I asked May and Zoo if they had reviewed their plan about what to do with Zoo should the soldiers enter. As part of my resistance to the military junta, I had decided months ago not to comply with the guest registration law. Neither May nor Zoo were legally permitted to live in my apartment. May has always had a plan to explain her presence, but for Zoo the only option was to keep hidden. Unfortunately, my apartment is small, essentially a single room, so there are no adequate hiding places other than the bathroom at the rear, which, other than permitting someone to remain out of sight, is no hiding place at all. Our hope had always been that May’s dog, River, who never fails to growl when he sees soldiers, would act as a deterrent and dissuade any soldiers from going as far as the rear of the apartment.
The phone rang again. It was May’s uncle who lives nearby. The oakkahta, who knew him, had called and asked him to go over and unlock the gate to our building so that the soldiers wouldn’t be forced to cut it open. Her uncle had explained that he didn’t have a key, whereupon the oakkahta suggested that he call his niece and ask her to do it. And so he phoned to tell May that we had resisted as much as was prudent; she now needed to open the gate. Rather than drag her uncle into it, we reluctantly decided to do so. In any case, we could hear the soldiers preparing the bolt cutter.
At that exact instant I experienced not merely a sinking feeling, but the agony of drowning. I suddenly remembered that I had forgotten to wipe clean my e-mail account! Shit! While explaining my memory lapse to May, I quickly opened my computer. We could hear the sounds of the bells ringing on the balcony and the soldiers downstairs demanding that someone unlock the gate. I opened my e-mail page and feverishly began to delete everything as May shouted to the soldiers below that she was on her way down with the key. After another few minutes of delay, and when I had almost finished, I told her to go.

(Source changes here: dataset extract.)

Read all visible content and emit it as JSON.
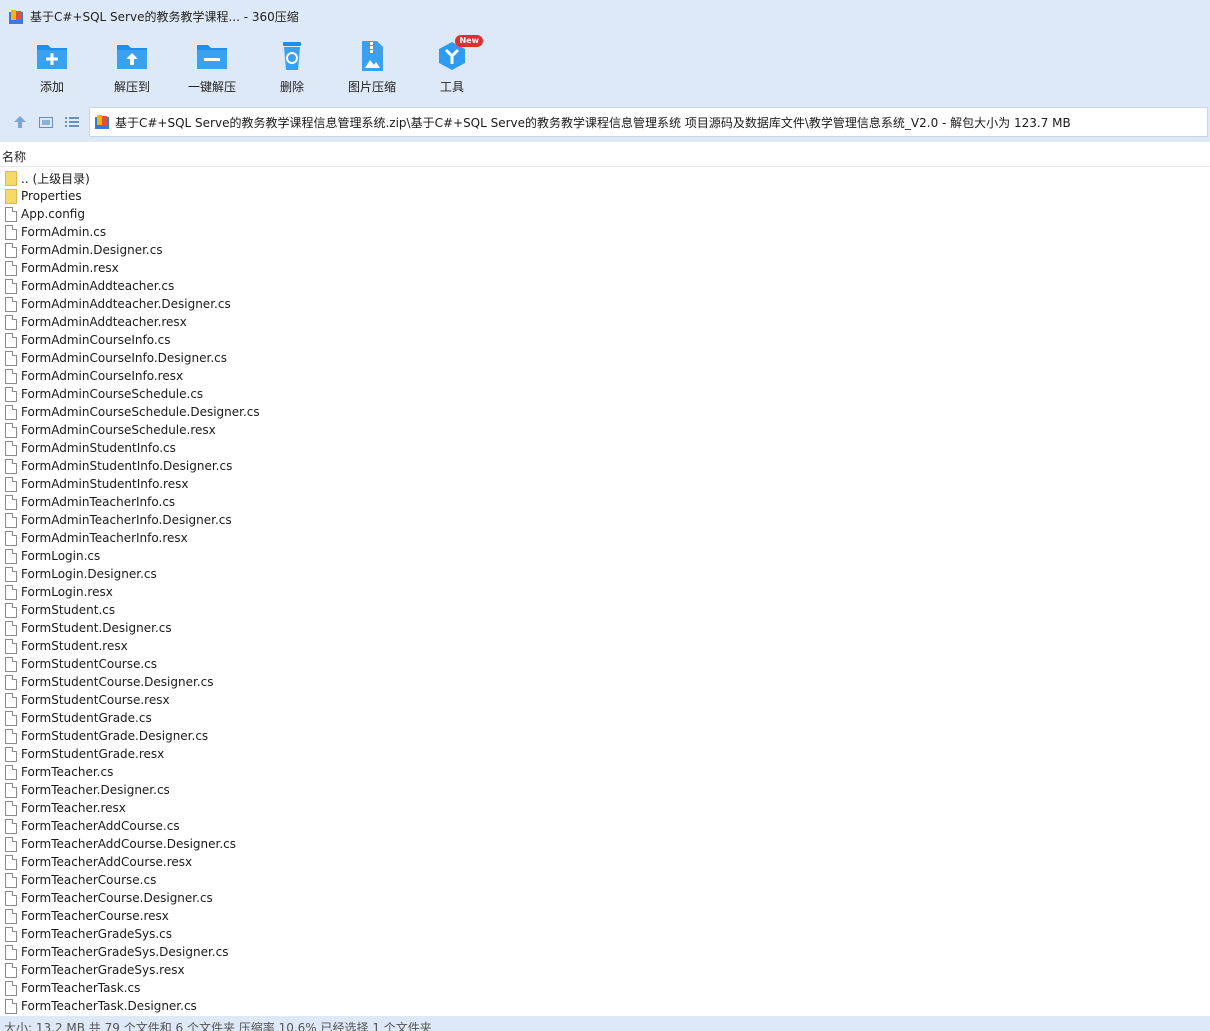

She began by unlocking the wooden door and steel gate to our apartment. I felt certain that by the time she had descended the stairwell I’d be able to erase the remaining sections of my account. As I heard the gate slide open below, I finished the deletions but did not have time to shut down the computer. Instead, I left it open and brought up a video of Greta Thunberg chastising and belittling a delegation of politicians over climate change issues. Then, as I listened to multiple footsteps on the stairs, all I could do was lean back in my chair. For eight months we had known this day would come, and now we were about to be tested. When they arrived, May was in the middle, followed by four soldiers, one of whom was a colonel, and a high-ranking police officer. But at the front of the procession was the quarter’s oakkahta and our Mole.